## PROBLEM DETAILS
Pull out every line below holding the word "this".

## MATERIALS PROVIDED

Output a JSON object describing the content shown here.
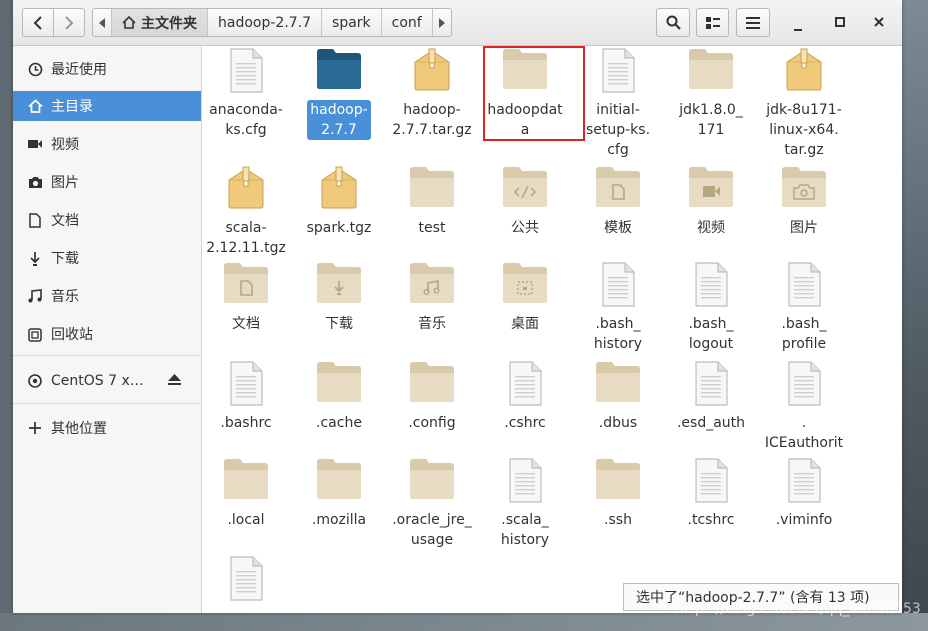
{
  "app": {
    "title": "文件管理器"
  },
  "header": {
    "breadcrumbs": [
      "主文件夹",
      "hadoop-2.7.7",
      "spark",
      "conf"
    ],
    "search_icon": "search-icon",
    "view_icon": "grid-view-icon",
    "menu_icon": "hamburger-menu-icon",
    "minimize_label": "–",
    "maximize_label": "□",
    "close_label": "×"
  },
  "sidebar": {
    "items": [
      {
        "label": "最近使用",
        "icon": "clock-icon"
      },
      {
        "label": "主目录",
        "icon": "home-icon"
      },
      {
        "label": "视频",
        "icon": "video-icon"
      },
      {
        "label": "图片",
        "icon": "camera-icon"
      },
      {
        "label": "文档",
        "icon": "document-icon"
      },
      {
        "label": "下载",
        "icon": "download-icon"
      },
      {
        "label": "音乐",
        "icon": "music-icon"
      },
      {
        "label": "回收站",
        "icon": "trash-icon"
      }
    ],
    "drive": {
      "label": "CentOS 7 x…",
      "icon": "disc-icon"
    },
    "other": {
      "label": "其他位置",
      "icon": "plus-icon"
    }
  },
  "files": [
    {
      "name": "anaconda-ks.cfg",
      "type": "doc"
    },
    {
      "name": "hadoop-2.7.7",
      "type": "folder-blue"
    },
    {
      "name": "hadoop-2.7.7.tar.gz",
      "type": "archive"
    },
    {
      "name": "hadoopdata",
      "type": "folder"
    },
    {
      "name": "initial-setup-ks.cfg",
      "type": "doc"
    },
    {
      "name": "jdk1.8.0_171",
      "type": "folder"
    },
    {
      "name": "jdk-8u171-linux-x64.tar.gz",
      "type": "archive"
    },
    {
      "name": "scala-2.12.11.tgz",
      "type": "archive"
    },
    {
      "name": "spark.tgz",
      "type": "archive"
    },
    {
      "name": "test",
      "type": "folder"
    },
    {
      "name": "公共",
      "type": "folder-share"
    },
    {
      "name": "模板",
      "type": "folder-template"
    },
    {
      "name": "视频",
      "type": "folder-video"
    },
    {
      "name": "图片",
      "type": "folder-camera"
    },
    {
      "name": "文档",
      "type": "folder-doc"
    },
    {
      "name": "下载",
      "type": "folder-download"
    },
    {
      "name": "音乐",
      "type": "folder-music"
    },
    {
      "name": "桌面",
      "type": "folder-desktop"
    },
    {
      "name": ".bash_history",
      "type": "doc"
    },
    {
      "name": ".bash_logout",
      "type": "doc"
    },
    {
      "name": ".bash_profile",
      "type": "doc"
    },
    {
      "name": ".bashrc",
      "type": "doc"
    },
    {
      "name": ".cache",
      "type": "folder"
    },
    {
      "name": ".config",
      "type": "folder"
    },
    {
      "name": ".cshrc",
      "type": "doc"
    },
    {
      "name": ".dbus",
      "type": "folder"
    },
    {
      "name": ".esd_auth",
      "type": "doc"
    },
    {
      "name": ".ICEauthority",
      "type": "doc"
    },
    {
      "name": ".local",
      "type": "folder"
    },
    {
      "name": ".mozilla",
      "type": "folder"
    },
    {
      "name": ".oracle_jre_usage",
      "type": "folder"
    },
    {
      "name": ".scala_history",
      "type": "doc"
    },
    {
      "name": ".ssh",
      "type": "folder"
    },
    {
      "name": ".tcshrc",
      "type": "doc"
    },
    {
      "name": ".viminfo",
      "type": "doc"
    },
    {
      "name": "",
      "type": "doc"
    }
  ],
  "file_labels": [
    [
      "anaconda-",
      "ks.cfg"
    ],
    [
      "hadoop-",
      "2.7.7"
    ],
    [
      "hadoop-",
      "2.7.7.tar.gz"
    ],
    [
      "hadoopdata"
    ],
    [
      "initial-",
      "setup-ks.",
      "cfg"
    ],
    [
      "jdk1.8.0_",
      "171"
    ],
    [
      "jdk-8u171-",
      "linux-x64.",
      "tar.gz"
    ],
    [
      "scala-",
      "2.12.11.tgz"
    ],
    [
      "spark.tgz"
    ],
    [
      "test"
    ],
    [
      "公共"
    ],
    [
      "模板"
    ],
    [
      "视频"
    ],
    [
      "图片"
    ],
    [
      "文档"
    ],
    [
      "下载"
    ],
    [
      "音乐"
    ],
    [
      "桌面"
    ],
    [
      ".bash_",
      "history"
    ],
    [
      ".bash_",
      "logout"
    ],
    [
      ".bash_",
      "profile"
    ],
    [
      ".bashrc"
    ],
    [
      ".cache"
    ],
    [
      ".config"
    ],
    [
      ".cshrc"
    ],
    [
      ".dbus"
    ],
    [
      ".esd_auth"
    ],
    [
      ".",
      "ICEauthority"
    ],
    [
      ".local"
    ],
    [
      ".mozilla"
    ],
    [
      ".oracle_jre_",
      "usage"
    ],
    [
      ".scala_",
      "history"
    ],
    [
      ".ssh"
    ],
    [
      ".tcshrc"
    ],
    [
      ".viminfo"
    ],
    []
  ],
  "selected_index": 1,
  "status": {
    "text": "选中了“hadoop-2.7.7” (含有 13 项)"
  },
  "watermark": "https://blog.csdn.net/qq_44646053",
  "colors": {
    "accent": "#4a90d9",
    "folder": "#e7dcc3",
    "folder_tab": "#d9cba9",
    "folder_blue": "#2a6a96",
    "highlight": "#e02424"
  }
}
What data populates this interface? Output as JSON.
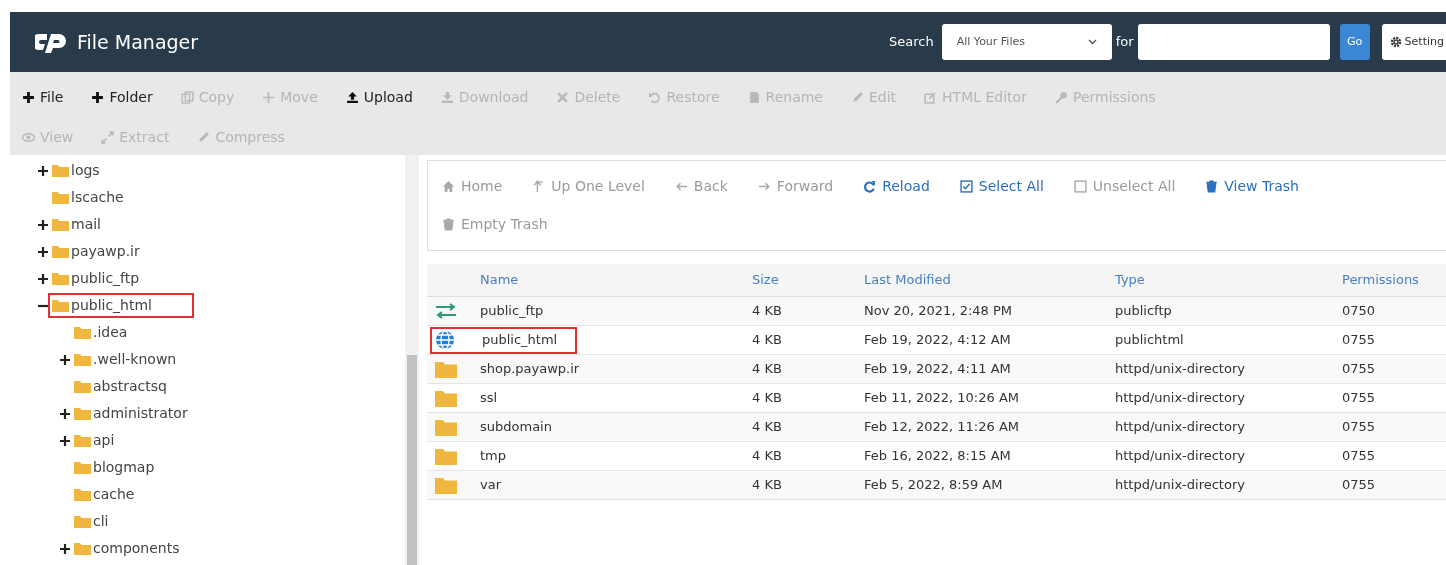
{
  "header": {
    "title": "File Manager",
    "search_label": "Search",
    "search_scope": "All Your Files",
    "for_label": "for",
    "go_button": "Go",
    "settings_button": "Setting"
  },
  "toolbar": [
    {
      "label": "File",
      "disabled": false
    },
    {
      "label": "Folder",
      "disabled": false
    },
    {
      "label": "Copy",
      "disabled": true
    },
    {
      "label": "Move",
      "disabled": true
    },
    {
      "label": "Upload",
      "disabled": false
    },
    {
      "label": "Download",
      "disabled": true
    },
    {
      "label": "Delete",
      "disabled": true
    },
    {
      "label": "Restore",
      "disabled": true
    },
    {
      "label": "Rename",
      "disabled": true
    },
    {
      "label": "Edit",
      "disabled": true
    },
    {
      "label": "HTML Editor",
      "disabled": true
    },
    {
      "label": "Permissions",
      "disabled": true
    },
    {
      "label": "View",
      "disabled": true
    },
    {
      "label": "Extract",
      "disabled": true
    },
    {
      "label": "Compress",
      "disabled": true
    }
  ],
  "tree": [
    {
      "label": "logs",
      "kind": "branch",
      "expanded": false
    },
    {
      "label": "lscache",
      "kind": "leaf"
    },
    {
      "label": "mail",
      "kind": "branch",
      "expanded": false
    },
    {
      "label": "payawp.ir",
      "kind": "branch",
      "expanded": false
    },
    {
      "label": "public_ftp",
      "kind": "branch",
      "expanded": false
    },
    {
      "label": "public_html",
      "kind": "branch",
      "expanded": true,
      "marked": true,
      "children": [
        {
          "label": ".idea",
          "kind": "leaf"
        },
        {
          "label": ".well-known",
          "kind": "branch",
          "expanded": false
        },
        {
          "label": "abstractsq",
          "kind": "leaf"
        },
        {
          "label": "administrator",
          "kind": "branch",
          "expanded": false
        },
        {
          "label": "api",
          "kind": "branch",
          "expanded": false
        },
        {
          "label": "blogmap",
          "kind": "leaf"
        },
        {
          "label": "cache",
          "kind": "leaf"
        },
        {
          "label": "cli",
          "kind": "leaf"
        },
        {
          "label": "components",
          "kind": "branch",
          "expanded": false
        }
      ]
    }
  ],
  "nav": [
    {
      "label": "Home",
      "disabled": true
    },
    {
      "label": "Up One Level",
      "disabled": true
    },
    {
      "label": "Back",
      "disabled": true
    },
    {
      "label": "Forward",
      "disabled": true
    },
    {
      "label": "Reload",
      "disabled": false
    },
    {
      "label": "Select All",
      "disabled": false
    },
    {
      "label": "Unselect All",
      "disabled": true
    },
    {
      "label": "View Trash",
      "disabled": false
    },
    {
      "label": "Empty Trash",
      "disabled": true
    }
  ],
  "table": {
    "columns": [
      "Name",
      "Size",
      "Last Modified",
      "Type",
      "Permissions"
    ],
    "rows": [
      {
        "kind": "redirect",
        "name": "public_ftp",
        "size": "4 KB",
        "modified": "Nov 20, 2021, 2:48 PM",
        "type": "publicftp",
        "permissions": "0750",
        "marked": false
      },
      {
        "kind": "web",
        "name": "public_html",
        "size": "4 KB",
        "modified": "Feb 19, 2022, 4:12 AM",
        "type": "publichtml",
        "permissions": "0755",
        "marked": true
      },
      {
        "kind": "folder",
        "name": "shop.payawp.ir",
        "size": "4 KB",
        "modified": "Feb 19, 2022, 4:11 AM",
        "type": "httpd/unix-directory",
        "permissions": "0755",
        "marked": false
      },
      {
        "kind": "folder",
        "name": "ssl",
        "size": "4 KB",
        "modified": "Feb 11, 2022, 10:26 AM",
        "type": "httpd/unix-directory",
        "permissions": "0755",
        "marked": false
      },
      {
        "kind": "folder",
        "name": "subdomain",
        "size": "4 KB",
        "modified": "Feb 12, 2022, 11:26 AM",
        "type": "httpd/unix-directory",
        "permissions": "0755",
        "marked": false
      },
      {
        "kind": "folder",
        "name": "tmp",
        "size": "4 KB",
        "modified": "Feb 16, 2022, 8:15 AM",
        "type": "httpd/unix-directory",
        "permissions": "0755",
        "marked": false
      },
      {
        "kind": "folder",
        "name": "var",
        "size": "4 KB",
        "modified": "Feb 5, 2022, 8:59 AM",
        "type": "httpd/unix-directory",
        "permissions": "0755",
        "marked": false
      }
    ]
  }
}
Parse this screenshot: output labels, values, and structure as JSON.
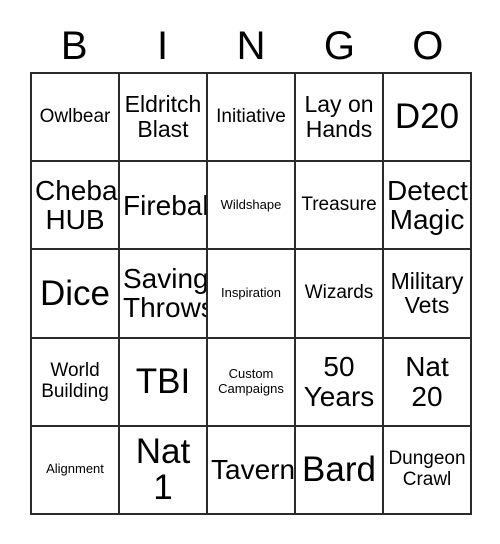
{
  "card": {
    "header_letters": [
      "B",
      "I",
      "N",
      "G",
      "O"
    ],
    "columns": 5,
    "rows": 5,
    "border_color": "#2b2b2b",
    "background_color": "#ffffff",
    "text_color": "#000000",
    "cells": [
      {
        "text": "Owlbear",
        "size": "md"
      },
      {
        "text": "Eldritch\nBlast",
        "size": "lg"
      },
      {
        "text": "Initiative",
        "size": "md"
      },
      {
        "text": "Lay on\nHands",
        "size": "lg"
      },
      {
        "text": "D20",
        "size": "xxl"
      },
      {
        "text": "Cheba\nHUB",
        "size": "xl"
      },
      {
        "text": "Fireball",
        "size": "xl"
      },
      {
        "text": "Wildshape",
        "size": "xs"
      },
      {
        "text": "Treasure",
        "size": "md"
      },
      {
        "text": "Detect\nMagic",
        "size": "xl"
      },
      {
        "text": "Dice",
        "size": "xxl"
      },
      {
        "text": "Saving\nThrows",
        "size": "xl"
      },
      {
        "text": "Inspiration",
        "size": "xs"
      },
      {
        "text": "Wizards",
        "size": "md"
      },
      {
        "text": "Military\nVets",
        "size": "lg"
      },
      {
        "text": "World\nBuilding",
        "size": "md"
      },
      {
        "text": "TBI",
        "size": "xxl"
      },
      {
        "text": "Custom\nCampaigns",
        "size": "xs"
      },
      {
        "text": "50\nYears",
        "size": "xl"
      },
      {
        "text": "Nat\n20",
        "size": "xl"
      },
      {
        "text": "Alignment",
        "size": "xs"
      },
      {
        "text": "Nat\n1",
        "size": "xxl"
      },
      {
        "text": "Tavern",
        "size": "xl"
      },
      {
        "text": "Bard",
        "size": "xxl"
      },
      {
        "text": "Dungeon\nCrawl",
        "size": "md"
      }
    ]
  }
}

## RESPONSE BOX
What data populates this interface? Output as JSON.
Parse this screenshot: output labels, values, and structure as JSON.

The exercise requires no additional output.